One technique eye doctors use is a subjective measurement known as Teller Acuity Cards. These cards are designed based on the concept of preferential looking. Babies are naturally drawn to visually interesting objects, and in the case of these cards, the square with alternating black and white lines is the most visually stimulating part. If a baby’s vision is clear enough, they will be captivated by the square. However, if their vision is blurry, the lines will blur together, and the square will appear the same shade of grey as the rest of the card. By gradually reducing the thickness of the lines, eye doctors can determine the point at which the lines blur too much for the baby to see a separate square. This provides valuable insights into the baby’s visual acuity.
Objective Refraction: Retinoscopy
Another method eye doctors employ is objective refraction, specifically retinoscopy. The clarity of a person’s vision is influenced by the shape of their eye and the ability of the eye’s lens to focus light. For individuals who are hyperopic (farsighted or longsighted), light focuses behind the retina, while for those who are myopic (nearsighted or shortsighted), light is focused in front of the retina. By examining the shape of the eye and where the light converges, eye doctors can determine the corrective lens shape necessary to ensure proper focusing of light on the retina.
Combining Subjective and Objective Measurements
Subjective measurements such as Teller Acuity Cards require the baby’s cooperation and response. On the other hand, retinoscopy provides insights into the shape of the eye without requiring a response from the baby. Eye doctors use both methods in conjunction to arrive at the final prescription for corrective lenses. It is essential to consider other factors that affect visual acuity to ensure an accurate prescription.
For a more comprehensive understanding of the process, I consulted Dr. Dominick Maino, an experienced eye doctor and professor of Pediatrics/Binocular Vision. Dr. Maino emphasized that various techniques, including auto-refractors and retinoscopes, can be used to objectively assess refractive errors. Similarly, different tools like Teller Cards, Snellen Charts, and Lea Symbols are used to subjectively measure visual acuity. Dr. Maino emphasized the importance of equal visual acuity in both eyes rather than focusing solely on the numerical result of the test.
To prescribe glasses for babies and young children, eye doctors rely on a combination of scientific knowledge and artistic judgment. Different considerations come into play, especially for conditions like myopia and hyperopia. It is worth noting that ophthalmologists and optometrists may have differing philosophies, but when it comes to infants and toddlers, the prescription approach tends to be similar.
The key takeaway is the importance of finding a doctor whom you trust and following their advice. Seeking a second opinion is always a viable option, and it’s essential to ask plenty of questions to understand the rationale behind their recommendations. If a doctor fails to allocate enough time to address your concerns, consider finding a new one who values open communication. Remember, the well-being of your child’s eyesight is of utmost importance.
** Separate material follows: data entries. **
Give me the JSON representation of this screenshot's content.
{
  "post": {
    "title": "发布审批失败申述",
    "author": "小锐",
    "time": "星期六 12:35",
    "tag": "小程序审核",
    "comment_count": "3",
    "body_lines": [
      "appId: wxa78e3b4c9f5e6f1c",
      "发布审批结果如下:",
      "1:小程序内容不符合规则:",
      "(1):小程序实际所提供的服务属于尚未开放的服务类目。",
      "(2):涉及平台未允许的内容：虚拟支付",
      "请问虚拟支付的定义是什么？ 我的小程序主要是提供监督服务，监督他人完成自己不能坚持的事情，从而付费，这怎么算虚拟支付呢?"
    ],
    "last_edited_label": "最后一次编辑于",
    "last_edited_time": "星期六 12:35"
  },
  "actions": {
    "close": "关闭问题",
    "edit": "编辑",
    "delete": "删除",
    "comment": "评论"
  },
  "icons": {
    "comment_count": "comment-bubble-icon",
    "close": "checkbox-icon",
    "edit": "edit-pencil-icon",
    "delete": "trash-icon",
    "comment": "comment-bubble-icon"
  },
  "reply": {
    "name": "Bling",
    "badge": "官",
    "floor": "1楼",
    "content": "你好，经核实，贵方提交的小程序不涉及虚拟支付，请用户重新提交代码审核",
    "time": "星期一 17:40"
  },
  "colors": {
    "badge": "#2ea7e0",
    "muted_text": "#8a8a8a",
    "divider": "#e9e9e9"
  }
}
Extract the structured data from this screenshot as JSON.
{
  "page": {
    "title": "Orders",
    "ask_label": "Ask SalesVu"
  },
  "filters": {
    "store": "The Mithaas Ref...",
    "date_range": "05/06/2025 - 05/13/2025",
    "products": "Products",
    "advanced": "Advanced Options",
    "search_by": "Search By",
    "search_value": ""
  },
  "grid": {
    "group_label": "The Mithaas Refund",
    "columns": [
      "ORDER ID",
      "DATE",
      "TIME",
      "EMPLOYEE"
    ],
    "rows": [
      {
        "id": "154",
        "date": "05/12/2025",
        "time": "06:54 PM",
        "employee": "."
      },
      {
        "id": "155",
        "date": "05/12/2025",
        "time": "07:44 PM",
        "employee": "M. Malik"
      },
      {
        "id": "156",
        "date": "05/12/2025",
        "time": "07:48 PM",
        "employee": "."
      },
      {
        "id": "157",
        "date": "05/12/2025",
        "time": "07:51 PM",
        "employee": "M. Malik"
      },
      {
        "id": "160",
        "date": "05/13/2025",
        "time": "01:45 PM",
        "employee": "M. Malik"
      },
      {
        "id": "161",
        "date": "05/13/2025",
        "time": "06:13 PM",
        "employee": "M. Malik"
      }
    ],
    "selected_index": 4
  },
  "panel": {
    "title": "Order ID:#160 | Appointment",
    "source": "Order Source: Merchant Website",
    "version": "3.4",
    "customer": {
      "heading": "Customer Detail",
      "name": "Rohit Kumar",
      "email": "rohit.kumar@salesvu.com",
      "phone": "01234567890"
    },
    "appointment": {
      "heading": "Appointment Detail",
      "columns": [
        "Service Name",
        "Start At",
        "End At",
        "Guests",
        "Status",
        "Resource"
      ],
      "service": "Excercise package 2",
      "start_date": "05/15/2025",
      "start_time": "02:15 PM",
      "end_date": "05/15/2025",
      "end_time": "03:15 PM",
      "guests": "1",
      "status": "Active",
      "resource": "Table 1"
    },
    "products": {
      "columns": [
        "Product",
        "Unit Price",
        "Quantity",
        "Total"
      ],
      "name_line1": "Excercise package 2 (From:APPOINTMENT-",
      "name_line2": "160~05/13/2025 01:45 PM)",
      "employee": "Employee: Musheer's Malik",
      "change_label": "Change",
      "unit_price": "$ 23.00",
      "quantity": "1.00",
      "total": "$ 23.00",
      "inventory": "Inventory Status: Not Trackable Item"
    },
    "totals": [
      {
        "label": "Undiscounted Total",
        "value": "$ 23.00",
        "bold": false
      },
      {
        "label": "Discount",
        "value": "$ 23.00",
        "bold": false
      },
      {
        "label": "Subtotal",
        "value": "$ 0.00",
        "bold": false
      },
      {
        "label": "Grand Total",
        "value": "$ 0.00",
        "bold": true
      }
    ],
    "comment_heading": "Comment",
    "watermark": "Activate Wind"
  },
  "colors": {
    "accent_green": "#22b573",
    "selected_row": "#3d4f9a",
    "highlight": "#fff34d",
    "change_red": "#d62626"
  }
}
And there you have it! A glimpse into how eye doctors determine the prescription for babies. I would like to extend my gratitude to Dr. Maino for sharing his expertise. For further information on various topics, you can visit 5 WS.